The family wrote pamphlets explaining why smoke alarms save lives and urging homeowners to get equipped. With the help of city hall and local boy scouts, brochures were delivered to 22,000 Sarnia homes.

Joe Egan dedicated a great deal of time to educating the community, said son Phil.

“Dad went into the schools to talk to the kids. And he pushed to make smoke alarms mandatory in Sarnia.

“We just didn’t want it to happen to another family.”

France’s parents were named to Sarnia Mayor Marceil Saddy’s honour list for their remarkable crusade.

Along the way, the Egan family became allies of Sarnia’s firefighters, pushing successfully to get a municipal smoke alarm bylaw passed and to keep the East Street fire hall open when it was threatened with closure.

Even 30 years later, that relationship remains strong. On the anniversary of France’s death last week, family members arrived at the East Street fire hall with a meal for the men on duty.

“We wanted to thank the firefighting fraternity for their service and to express the family’s appreciation for their efforts to save (our) sister’s life,” Phil said.

Frances Egan’s legacy is unusual, said Sarnia Fire Prevention Officer Dave Potts.

“This is a case where the family took on a lot of work so no one else would suffer.
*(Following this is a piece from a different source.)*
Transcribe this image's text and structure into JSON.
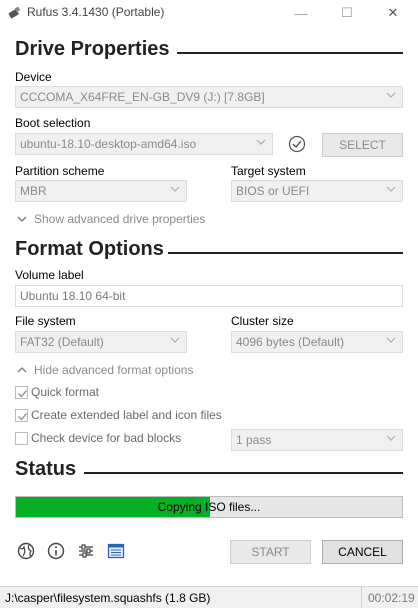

The Egans have been key in the fight to get awareness raised in our community about smoke alarms.”

City smoke alarm use jumped to 80% from 60% in the year following Frances’ death, and Sarnia passed a bylaw making smoke alarms mandatory.

It wasn’t until years later, in 1997, that Ontario followed suit, Potts noted.

“At a time when it wasn’t prevalent, the Egans were really strong advocates of smoke alarms and took it to a whole new level,” said Mayor Mike Bradley, a family friend and council member at the time of the fire.

“They took a tragedy that ended a young woman’s life and turned it into a positive.”